Is Recruiting an Art or a Science?
By: Dave Lefkow
Recruiting an Art or a Science?
recruiting industry has come a long way in the last five years. Companies have
shifted from, "Should we recruit online?" to, "How do we use
technology to gain a strategic advantage for talent?" And now we stand
ready to take the next steps. As scientific selection, online assessment testing
and skills screening gain critical mass, we must ask ourselves the question, is
recruiting an art or a science?
Recruiting Is an Art
recruiters say that recruiting is really a visceral reaction. "Are this
person's competencies and behaviors consistent with what I am looking for? Do I
think this person will fit in and contribute? Do I identify with this
person?" These are the primary questions that the interview process tries
to answer. Anyone who has ever plowed through a stack of resumes or interviewed
a group of candidates knows that there are several times when you have to
"connect the dots" to find the needle in the haystack.
instance, there are a million ways to write a resume that contains virtually the
same experience. Candidates also have multiple versions of their resumes in
which they hide some types of information and show others, depending on the job
they are applying for or even the company to which they are applying. Job titles
can vary from one company to another. Despite our best efforts to make profiles
skills-based, you are usually still comparing apples to oranges.
the interview process, probing questions lead us to answers that often surprise
us. Experiences or unknown skills emerge during this process that set one
candidate above the rest. This cannot be driven by science or automation —
this is pure human interaction at work.
who argue for recruiting as an art point out also that leadership, creativity,
innovation, and adaptability are the watchwords of the new generation of
successful knowledge-driven companies — and there is no formula that
shows us who will motivate or even inspire a group of individuals at your
in this group will admit that, in customer service and sales roles —
which are high volume, easily quantifiable, and standardized — scientific
selection has its merits. But take one look at and the list below, and you're
reminded of the legalese that accompanies investment opportunities: "past
performance is not always an indication of future success."
notable "connect the dots" candidates any organization would love to

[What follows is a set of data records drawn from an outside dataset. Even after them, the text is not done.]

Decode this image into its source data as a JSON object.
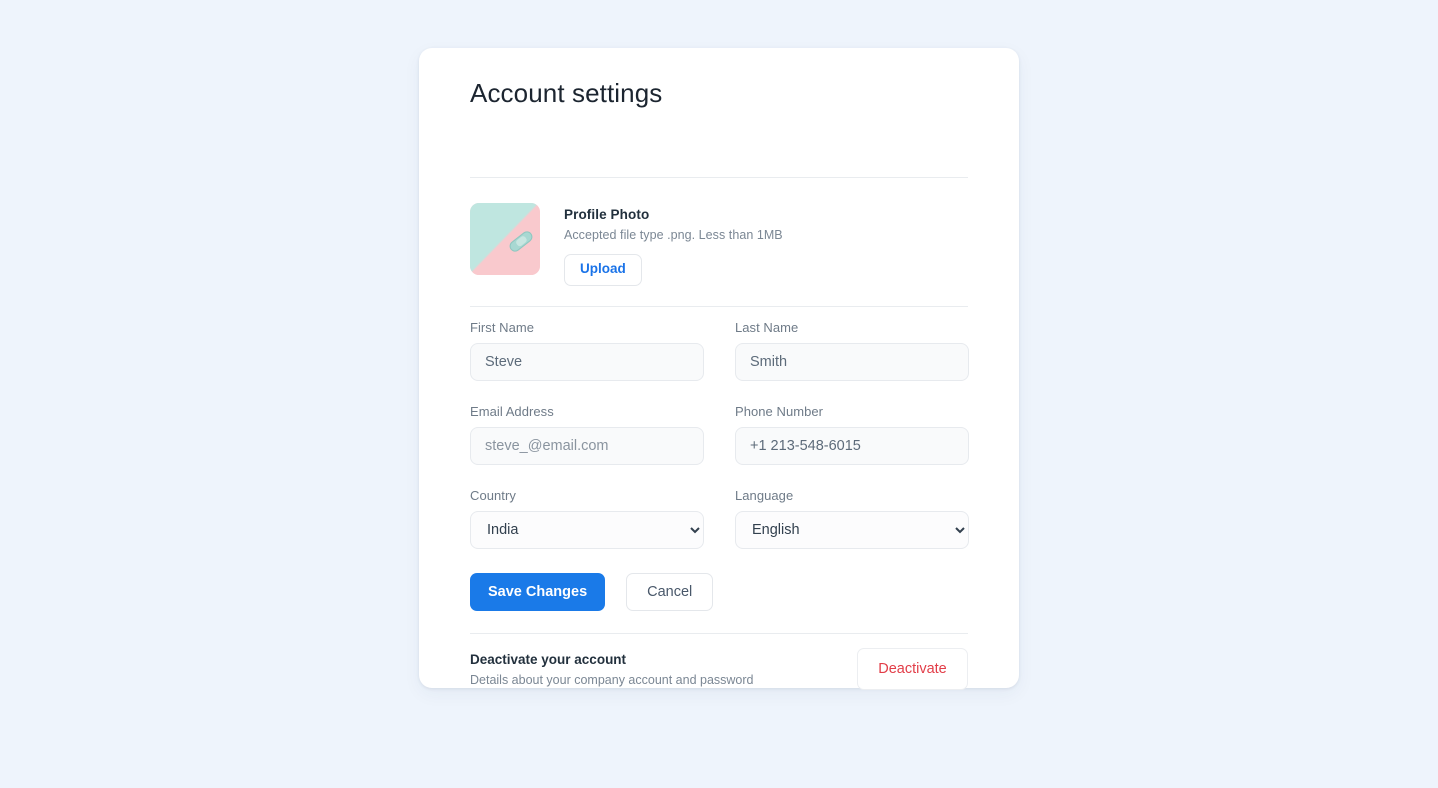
{
  "page": {
    "title": "Account settings",
    "background_color": "#eef4fc",
    "card_background": "#ffffff",
    "accent_color": "#1a7ae8",
    "danger_color": "#e23d48"
  },
  "profile_photo": {
    "title": "Profile Photo",
    "description": "Accepted file type .png. Less than 1MB",
    "upload_label": "Upload",
    "thumbnail_icon": "profile-photo-thumbnail",
    "thumbnail_colors": {
      "top_left": "#bfe6e0",
      "bottom_right": "#f9c9cd",
      "bandaid": "#a8d8d2"
    }
  },
  "form": {
    "first_name": {
      "label": "First Name",
      "value": "Steve",
      "placeholder": "First Name"
    },
    "last_name": {
      "label": "Last Name",
      "value": "Smith",
      "placeholder": "Last Name"
    },
    "email": {
      "label": "Email Address",
      "value": "steve_@email.com",
      "placeholder": "steve_@email.com"
    },
    "phone": {
      "label": "Phone Number",
      "value": "+1 213-548-6015",
      "placeholder": "+1 213-548-6015"
    },
    "country": {
      "label": "Country",
      "selected": "India",
      "options": [
        "India"
      ]
    },
    "language": {
      "label": "Language",
      "selected": "English",
      "options": [
        "English"
      ]
    }
  },
  "actions": {
    "save_label": "Save Changes",
    "cancel_label": "Cancel"
  },
  "deactivate": {
    "title": "Deactivate your account",
    "description": "Details about your company account and password",
    "button_label": "Deactivate"
  }
}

Recruiting Is a Science
the phone, science-lovers everywhere will say. Humans are far too susceptible to
errors in judgment (if you've ever seen Gigli, you'll understand what I'm

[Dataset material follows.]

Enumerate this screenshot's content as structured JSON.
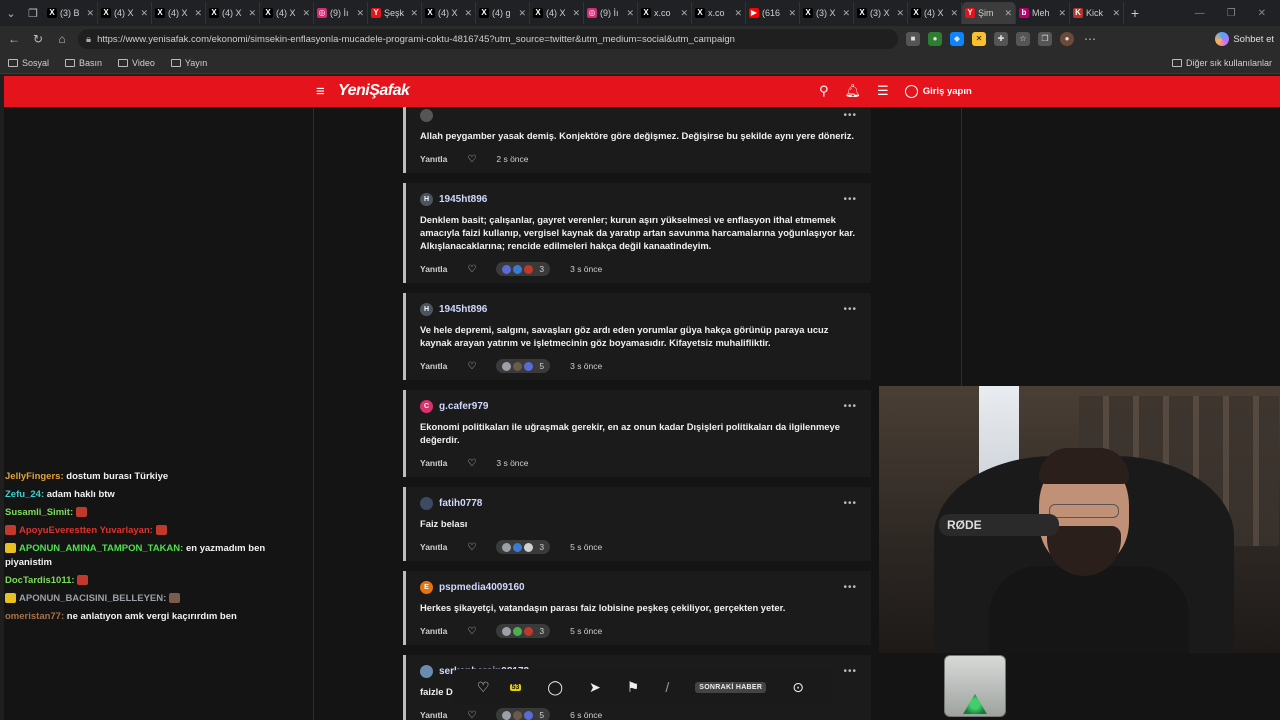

cannot rely on gut instinct alone to inform our decisions on who to hire. Why
not? For starters, one gut is different from another is different from another.
If none of these guts are the same, then none of the hiring decisions will be
the same, leading to inconsistent results at best. Where does this leave you?
With the job itself as the proving ground, creating an empirical experiment just
waiting to blow up the laboratory.
all, we can prove to you that science works. Just look at Company X, which, by
applying the principles of scientific selection, has reduced turnover by 25%,
increased productivity by 75%, and decreased ramp-up time by 15% by using
scientific selection and online assessment tools. We have shown no adverse
impact. We can and do actually predict performance within a reasonable level of
companies have chosen to use scientific selection primarily in areas that are
the most easily quantifiable and most standardized, like customer service and
sales. It is more difficult in an environment that is lower volume and has a
diversity of job titles and job skills. But the lessons we've learned in this
area can be applied to any discipline, and interviewers should be armed with the
information that will help them conduct a more thorough interview and make a
more educated gut decision.
the Answer Scientific Selection?
you can see, there are definitely arguments for recruiting as art and science.
Scientific selection tools and practices hold promise and can drive real returns
on investment outside of the fairly narrow scope they've been assigned, but no
one wants to screen out Einstein in the process.
implications on the recruiting industry are indeed fascinating. Will screening
technologies be set up to do a lot of the work that is now assigned to
recruiters, i.e. narrowing down large candidate pools and coaching hiring
managers on the interview process? Will recruiters become active sourcing,
candidate mining, and networking dynamos instead of resume screeners and paper
screening and selection is well on its way to becoming a more integral part of
the recruiting process. How we can use these technologies to our advantage to
aid in selecting the best candidates and making more informed hiring decisions —
without screening out the many anomalies that exist and will exist — now
that will truly be an art.
Dave Lefkow is an interactive solutions consultant for TMP Worldwide in Seattle, Wash. He consults with a host of leading-edge companies to develop and implement effective web-based recruiting strategies, tools, and websites. Dave has been quoted in or contributed to a variety of industry and non-industry publications, including Employment Management Today, SHRM, AIRS, HR.com and the Wall Street Journal. He was recently given a "Future HR Leader" award by Human Capital magazine. TMP Worldwide is a global recruitment advertising, HR communications and technology solutions provider, with offices in 33 countries. The company helps define and execute the employer brands, websites and interactive communications strategies for some of the world's best-known employers.